_EXERCISE INSTRUCTIONS_
When a line of the records contains "code", copy it.

_EXERCISE DATA_
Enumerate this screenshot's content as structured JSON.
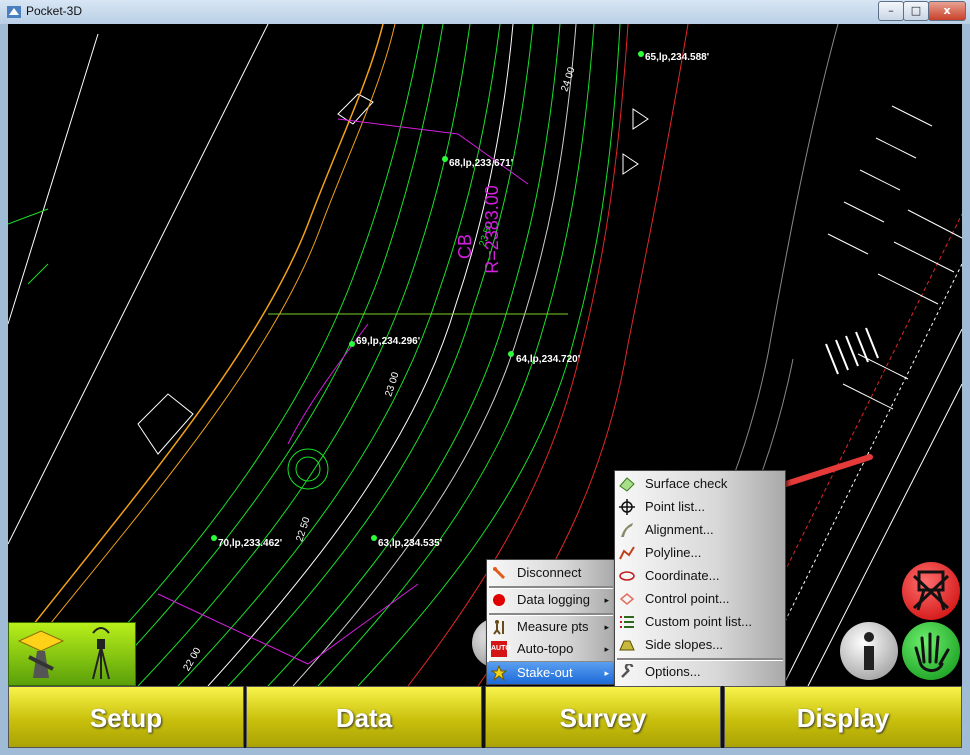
{
  "window": {
    "title": "Pocket-3D",
    "caption_min": "–",
    "caption_max": "□",
    "caption_close": "x"
  },
  "map": {
    "points": [
      "65,lp,234.588'",
      "68,lp,233.671'",
      "69,lp,234.296'",
      "64,lp,234.720'",
      "70,lp,233.462'",
      "63,lp,234.535'"
    ],
    "stations": [
      "24 00",
      "23 50",
      "23 00",
      "22 50",
      "22 00"
    ],
    "curve_label_1": "CB",
    "curve_label_2": "R=2383.00"
  },
  "survey_menu": {
    "items": [
      {
        "label": "Disconnect",
        "icon": "disconnect-icon",
        "submenu": false
      },
      {
        "label": "Data logging",
        "icon": "red-dot-icon",
        "submenu": true
      },
      {
        "label": "Measure pts",
        "icon": "surveyor-icon",
        "submenu": true
      },
      {
        "label": "Auto-topo",
        "icon": "auto-icon",
        "submenu": true
      },
      {
        "label": "Stake-out",
        "icon": "stakeout-icon",
        "submenu": true,
        "selected": true
      }
    ],
    "auto_badge": "AUTO",
    "arrow": "▸"
  },
  "stakeout_menu": {
    "items": [
      {
        "label": "Surface check",
        "icon": "surface-icon"
      },
      {
        "label": "Point list...",
        "icon": "crosshair-icon"
      },
      {
        "label": "Alignment...",
        "icon": "alignment-icon"
      },
      {
        "label": "Polyline...",
        "icon": "polyline-icon"
      },
      {
        "label": "Coordinate...",
        "icon": "coordinate-icon"
      },
      {
        "label": "Control point...",
        "icon": "control-point-icon"
      },
      {
        "label": "Custom point list...",
        "icon": "custom-list-icon"
      },
      {
        "label": "Side slopes...",
        "icon": "side-slopes-icon"
      },
      {
        "label": "Options...",
        "icon": "wrench-icon"
      }
    ]
  },
  "nav": {
    "setup": "Setup",
    "data": "Data",
    "survey": "Survey",
    "display": "Display"
  },
  "colors": {
    "nav_yellow": "#e6de1a",
    "menu_selected": "#1c6ad8",
    "annotation_arrow": "#e53a3a",
    "cad_green": "#19e02a",
    "cad_magenta": "#d51ee0"
  }
}
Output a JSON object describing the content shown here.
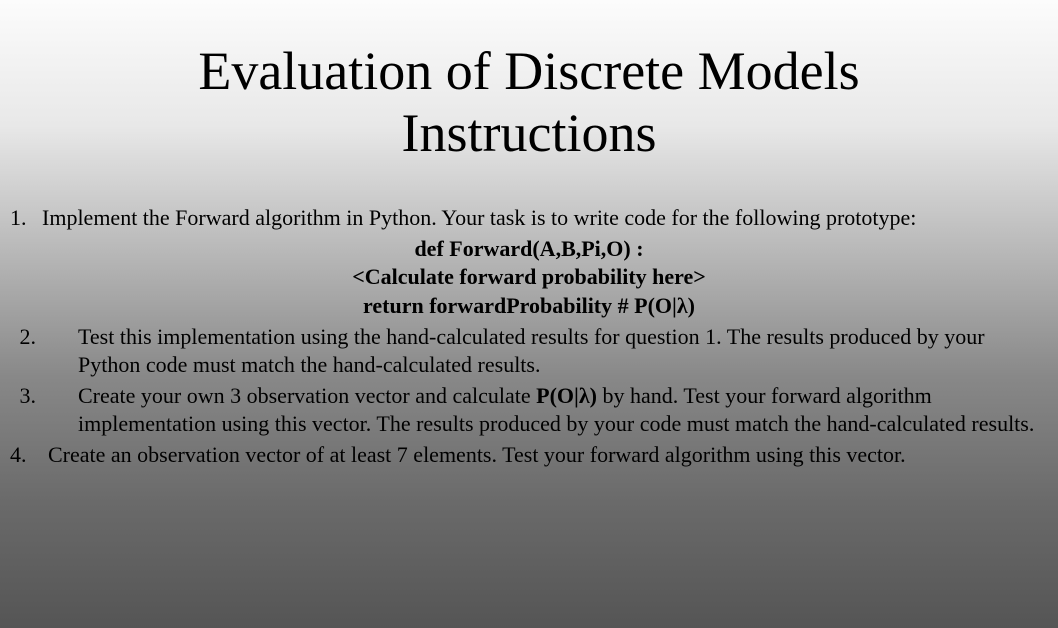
{
  "title_line1": "Evaluation of Discrete Models",
  "title_line2": "Instructions",
  "items": {
    "1": {
      "num": "1.",
      "text": "Implement the Forward algorithm in Python. Your task is to write code for the following prototype:"
    },
    "code": {
      "line1": "def Forward(A,B,Pi,O) :",
      "line2": "<Calculate forward probability here>",
      "line3": "return forwardProbability # P(O|λ)"
    },
    "2": {
      "num": "2.",
      "text": "Test this implementation using the hand-calculated results for question 1. The  results produced by your Python code must match the hand-calculated  results."
    },
    "3": {
      "num": "3.",
      "text_before": "Create your own 3 observation vector and calculate ",
      "bold": "P(O|λ)",
      "text_after": " by hand. Test your  forward algorithm implementation using this vector. The results produced by your code  must match the hand-calculated results."
    },
    "4": {
      "num": "4.",
      "text": "Create an observation vector of at least 7 elements. Test your forward  algorithm using this vector."
    }
  }
}
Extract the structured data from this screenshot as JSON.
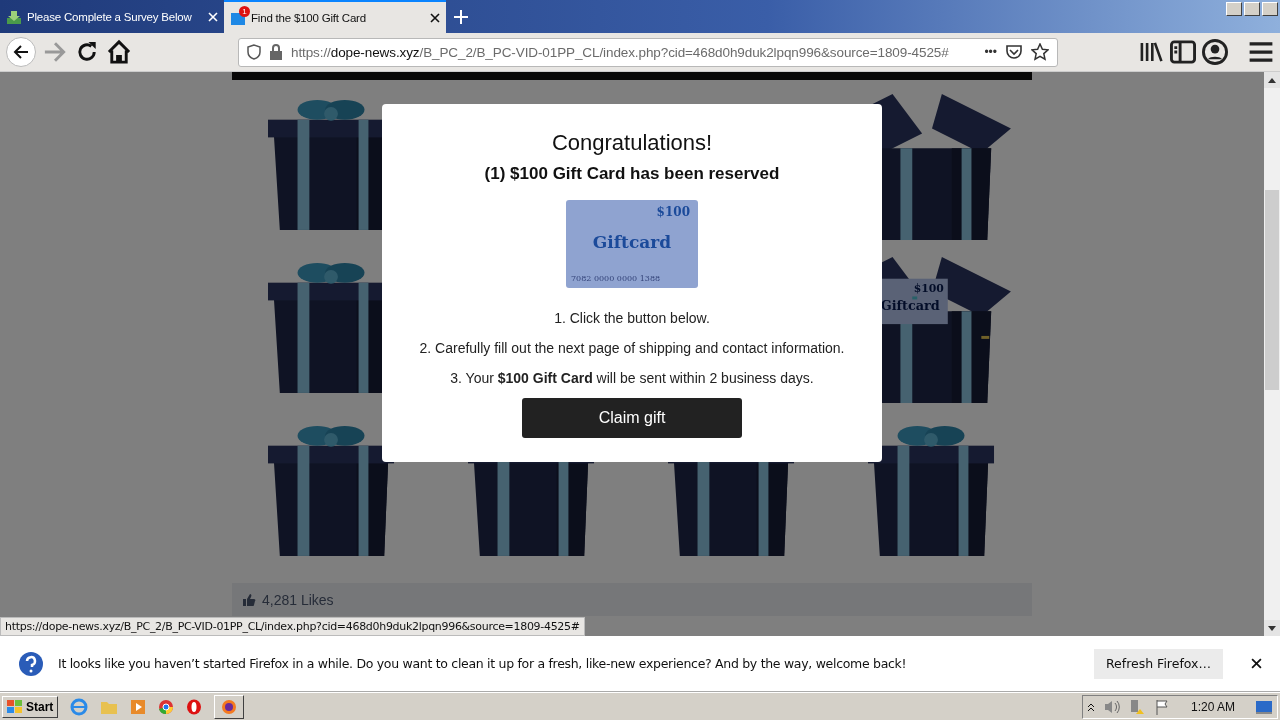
{
  "tabs": [
    {
      "title": "Please Complete a Survey Below",
      "selected": false
    },
    {
      "title": "Find the $100 Gift Card",
      "selected": true,
      "badge": "1"
    }
  ],
  "address_bar": {
    "scheme": "https://",
    "host": "dope-news.xyz",
    "path": "/B_PC_2/B_PC-VID-01PP_CL/index.php?cid=468d0h9duk2lpqn996&source=1809-4525#",
    "more": "•••"
  },
  "gifts": [
    {
      "kind": "closed"
    },
    {
      "kind": "hidden"
    },
    {
      "kind": "hidden"
    },
    {
      "kind": "open"
    },
    {
      "kind": "closed"
    },
    {
      "kind": "hidden"
    },
    {
      "kind": "hidden"
    },
    {
      "kind": "open_card",
      "card_amount": "$100",
      "card_label": "Giftcard"
    },
    {
      "kind": "closed"
    },
    {
      "kind": "closed"
    },
    {
      "kind": "closed"
    },
    {
      "kind": "closed"
    }
  ],
  "likes": "4,281 Likes",
  "modal": {
    "title": "Congratulations!",
    "subtitle": "(1) $100 Gift Card has been reserved",
    "card": {
      "amount": "$100",
      "label": "Giftcard",
      "number": "7082 0000 0000 1388"
    },
    "steps": [
      "1. Click the button below.",
      "2. Carefully fill out the next page of shipping and contact information.",
      "3. Your **$100 Gift Card** will be sent within 2 business days."
    ],
    "button": "Claim gift"
  },
  "status_url": "https://dope-news.xyz/B_PC_2/B_PC-VID-01PP_CL/index.php?cid=468d0h9duk2lpqn996&source=1809-4525#",
  "notification": {
    "message": "It looks like you haven’t started Firefox in a while. Do you want to clean it up for a fresh, like-new experience? And by the way, welcome back!",
    "button": "Refresh Firefox…"
  },
  "taskbar": {
    "start": "Start",
    "time": "1:20 AM"
  }
}
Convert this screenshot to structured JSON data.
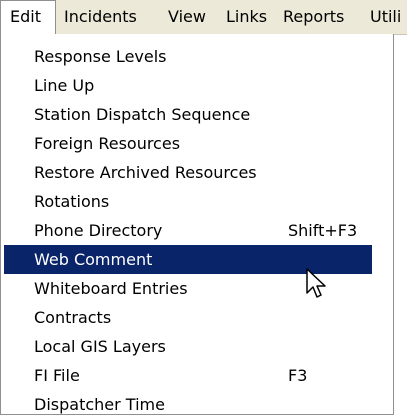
{
  "menubar": {
    "items": [
      {
        "label": "Edit"
      },
      {
        "label": "Incidents"
      },
      {
        "label": "View"
      },
      {
        "label": "Links"
      },
      {
        "label": "Reports"
      },
      {
        "label": "Utili"
      }
    ]
  },
  "edit_menu": {
    "items": [
      {
        "label": "Response Levels",
        "shortcut": ""
      },
      {
        "label": "Line Up",
        "shortcut": ""
      },
      {
        "label": "Station Dispatch Sequence",
        "shortcut": ""
      },
      {
        "label": "Foreign Resources",
        "shortcut": ""
      },
      {
        "label": "Restore Archived Resources",
        "shortcut": ""
      },
      {
        "label": "Rotations",
        "shortcut": ""
      },
      {
        "label": "Phone Directory",
        "shortcut": "Shift+F3"
      },
      {
        "label": "Web Comment",
        "shortcut": ""
      },
      {
        "label": "Whiteboard Entries",
        "shortcut": ""
      },
      {
        "label": "Contracts",
        "shortcut": ""
      },
      {
        "label": "Local GIS Layers",
        "shortcut": ""
      },
      {
        "label": "FI File",
        "shortcut": "F3"
      },
      {
        "label": "Dispatcher Time",
        "shortcut": ""
      }
    ],
    "highlighted_item": "Web Comment"
  },
  "colors": {
    "menubar_bg": "#ECE9D8",
    "highlight_bg": "#0A246A",
    "highlight_text": "#FFFFFF"
  },
  "icons": {
    "cursor": "arrow-pointer-icon"
  }
}
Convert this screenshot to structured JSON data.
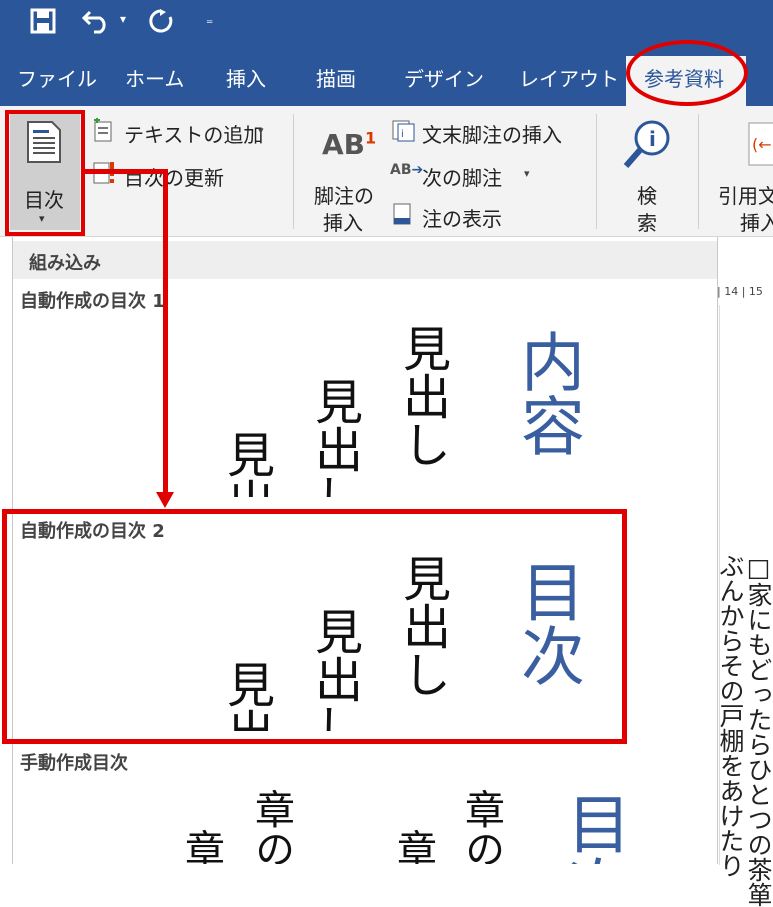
{
  "tabs": {
    "file": "ファイル",
    "home": "ホーム",
    "insert": "挿入",
    "draw": "描画",
    "design": "デザイン",
    "layout": "レイアウト",
    "references": "参考資料"
  },
  "ribbon": {
    "toc_label": "目次",
    "add_text": "テキストの追加",
    "update_table": "目次の更新",
    "footnote_line1": "脚注の",
    "footnote_line2": "挿入",
    "endnote_insert": "文末脚注の挿入",
    "next_footnote": "次の脚注",
    "show_notes": "注の表示",
    "search_line1": "検",
    "search_line2": "索",
    "citation_line1": "引用文",
    "citation_line2": "挿入"
  },
  "gallery": {
    "header": "組み込み",
    "auto1": {
      "title": "自動作成の目次 1",
      "heading": "内容",
      "h1": "見出し",
      "h2": "見出し",
      "h3": "見出"
    },
    "auto2": {
      "title": "自動作成の目次 2",
      "heading": "目次",
      "h1": "見出し",
      "h2": "見出し",
      "h3": "見出"
    },
    "manual": {
      "title": "手動作成目次",
      "heading": "目次",
      "c1": "章の",
      "c2": "章の",
      "c3": "章の",
      "c4": "章の"
    }
  },
  "document": {
    "ruler": "| 14 | 15",
    "line1": "□家にもどったらひとつの茶箪",
    "line2": "ぶんからその戸棚をあけたり"
  },
  "colors": {
    "title_bar": "#2b579a",
    "ribbon_bg": "#f3f3f3",
    "annotation_red": "#e00000",
    "toc_blue": "#3a5fa0"
  }
}
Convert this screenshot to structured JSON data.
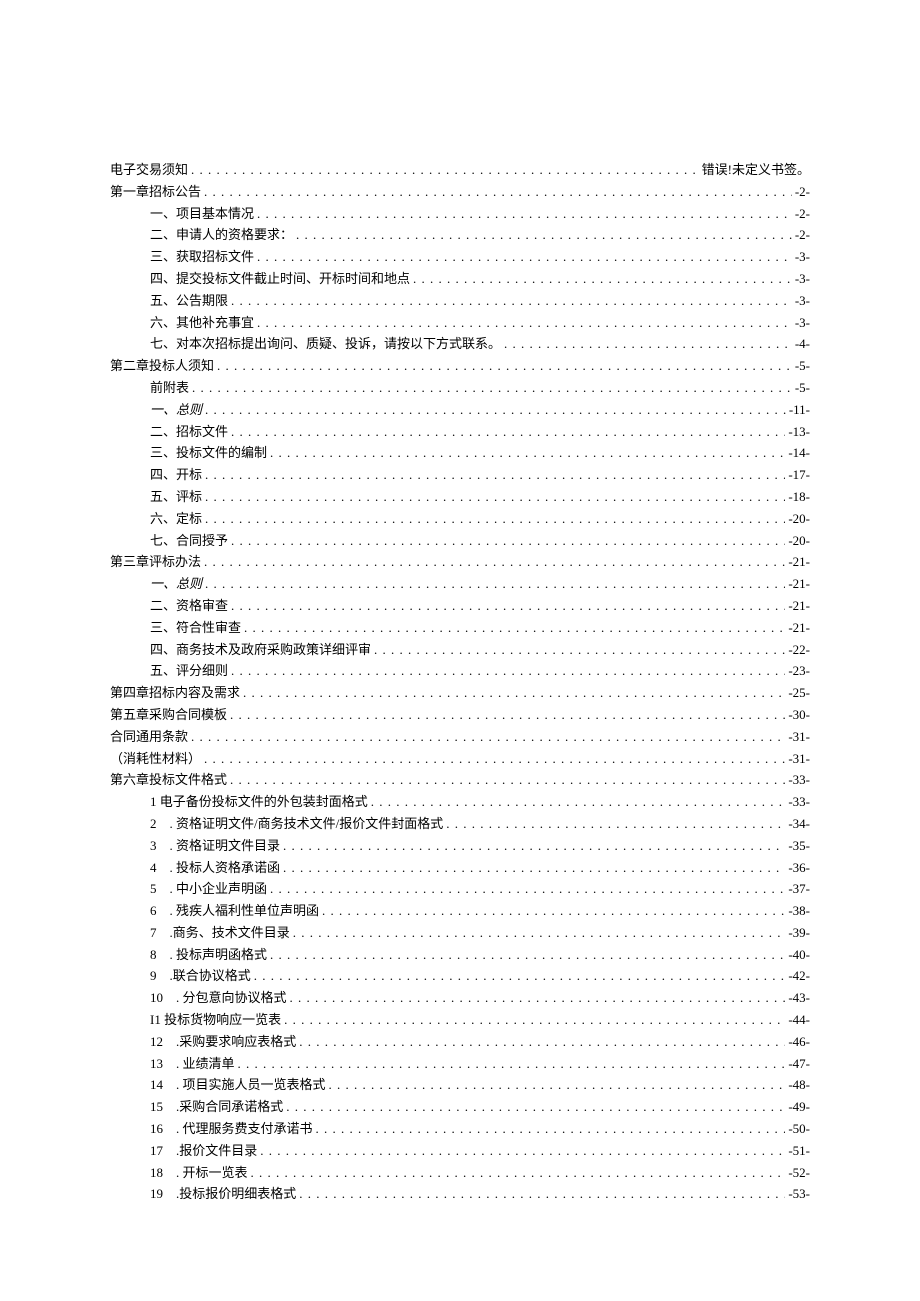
{
  "toc": [
    {
      "level": 0,
      "label": "电子交易须知",
      "page": "错误!未定义书签。",
      "italic": false,
      "error": true
    },
    {
      "level": 0,
      "label": "第一章招标公告",
      "page": "-2-",
      "italic": false
    },
    {
      "level": 1,
      "label": "一、项目基本情况",
      "page": "-2-",
      "italic": false
    },
    {
      "level": 1,
      "label": "二、申请人的资格要求：",
      "page": "-2-",
      "italic": false
    },
    {
      "level": 1,
      "label": "三、获取招标文件",
      "page": "-3-",
      "italic": false
    },
    {
      "level": 1,
      "label": "四、提交投标文件截止时间、开标时间和地点",
      "page": "-3-",
      "italic": false
    },
    {
      "level": 1,
      "label": "五、公告期限",
      "page": "-3-",
      "italic": false
    },
    {
      "level": 1,
      "label": "六、其他补充事宜",
      "page": "-3-",
      "italic": false
    },
    {
      "level": 1,
      "label": "七、对本次招标提出询问、质疑、投诉，请按以下方式联系。",
      "page": "-4-",
      "italic": false
    },
    {
      "level": 0,
      "label": "第二章投标人须知",
      "page": "-5-",
      "italic": false
    },
    {
      "level": 1,
      "label": "前附表",
      "page": "-5-",
      "italic": false
    },
    {
      "level": 1,
      "label": "一、总则",
      "page": "-11-",
      "italic": true
    },
    {
      "level": 1,
      "label": "二、招标文件",
      "page": "-13-",
      "italic": false
    },
    {
      "level": 1,
      "label": "三、投标文件的编制",
      "page": "-14-",
      "italic": false
    },
    {
      "level": 1,
      "label": "四、开标",
      "page": "-17-",
      "italic": false
    },
    {
      "level": 1,
      "label": "五、评标",
      "page": "-18-",
      "italic": false
    },
    {
      "level": 1,
      "label": "六、定标",
      "page": "-20-",
      "italic": false
    },
    {
      "level": 1,
      "label": "七、合同授予",
      "page": "-20-",
      "italic": false
    },
    {
      "level": 0,
      "label": "第三章评标办法",
      "page": "-21-",
      "italic": false
    },
    {
      "level": 1,
      "label": "一、总则",
      "page": "-21-",
      "italic": true
    },
    {
      "level": 1,
      "label": "二、资格审查",
      "page": "-21-",
      "italic": false
    },
    {
      "level": 1,
      "label": "三、符合性审查",
      "page": "-21-",
      "italic": false
    },
    {
      "level": 1,
      "label": "四、商务技术及政府采购政策详细评审",
      "page": "-22-",
      "italic": false
    },
    {
      "level": 1,
      "label": "五、评分细则",
      "page": "-23-",
      "italic": false
    },
    {
      "level": 0,
      "label": "第四章招标内容及需求",
      "page": "-25-",
      "italic": false
    },
    {
      "level": 0,
      "label": "第五章采购合同模板",
      "page": "-30-",
      "italic": false
    },
    {
      "level": 0,
      "label": "合同通用条款",
      "page": "-31-",
      "italic": false
    },
    {
      "level": 0,
      "label": "（消耗性材料）",
      "page": "-31-",
      "italic": false
    },
    {
      "level": 0,
      "label": "第六章投标文件格式",
      "page": "-33-",
      "italic": false
    },
    {
      "level": 1,
      "label": "1 电子备份投标文件的外包装封面格式",
      "page": "-33-",
      "italic": false
    },
    {
      "level": 1,
      "label": "2　. 资格证明文件/商务技术文件/报价文件封面格式",
      "page": "-34-",
      "italic": false
    },
    {
      "level": 1,
      "label": "3　. 资格证明文件目录",
      "page": "-35-",
      "italic": false
    },
    {
      "level": 1,
      "label": "4　. 投标人资格承诺函",
      "page": "-36-",
      "italic": false
    },
    {
      "level": 1,
      "label": "5　. 中小企业声明函",
      "page": "-37-",
      "italic": false
    },
    {
      "level": 1,
      "label": "6　. 残疾人福利性单位声明函",
      "page": "-38-",
      "italic": false
    },
    {
      "level": 1,
      "label": "7　.商务、技术文件目录",
      "page": "-39-",
      "italic": false
    },
    {
      "level": 1,
      "label": "8　. 投标声明函格式",
      "page": "-40-",
      "italic": false
    },
    {
      "level": 1,
      "label": "9　.联合协议格式",
      "page": "-42-",
      "italic": false
    },
    {
      "level": 1,
      "label": "10　. 分包意向协议格式",
      "page": "-43-",
      "italic": false
    },
    {
      "level": 1,
      "label": "I1 投标货物响应一览表",
      "page": "-44-",
      "italic": false
    },
    {
      "level": 1,
      "label": "12　.采购要求响应表格式",
      "page": "-46-",
      "italic": false
    },
    {
      "level": 1,
      "label": "13　. 业绩清单",
      "page": "-47-",
      "italic": false
    },
    {
      "level": 1,
      "label": "14　. 项目实施人员一览表格式",
      "page": "-48-",
      "italic": false
    },
    {
      "level": 1,
      "label": "15　.采购合同承诺格式",
      "page": "-49-",
      "italic": false
    },
    {
      "level": 1,
      "label": "16　. 代理服务费支付承诺书",
      "page": "-50-",
      "italic": false
    },
    {
      "level": 1,
      "label": "17　.报价文件目录",
      "page": "-51-",
      "italic": false
    },
    {
      "level": 1,
      "label": "18　. 开标一览表",
      "page": "-52-",
      "italic": false
    },
    {
      "level": 1,
      "label": "19　.投标报价明细表格式",
      "page": "-53-",
      "italic": false
    }
  ]
}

_TASK OUTPUT_
      "text": "Implement the Forward algorithm in Python. Your task is to write code for the following prototype:"
    "code": {
      "text": "Test this implementation using the hand-calculated results for question 1. The  results produced by your Python code must match the hand-calculated  results."
      "text_after": " by hand. Test your  forward algorithm implementation using this vector. The results produced by your code  must match the hand-calculated results."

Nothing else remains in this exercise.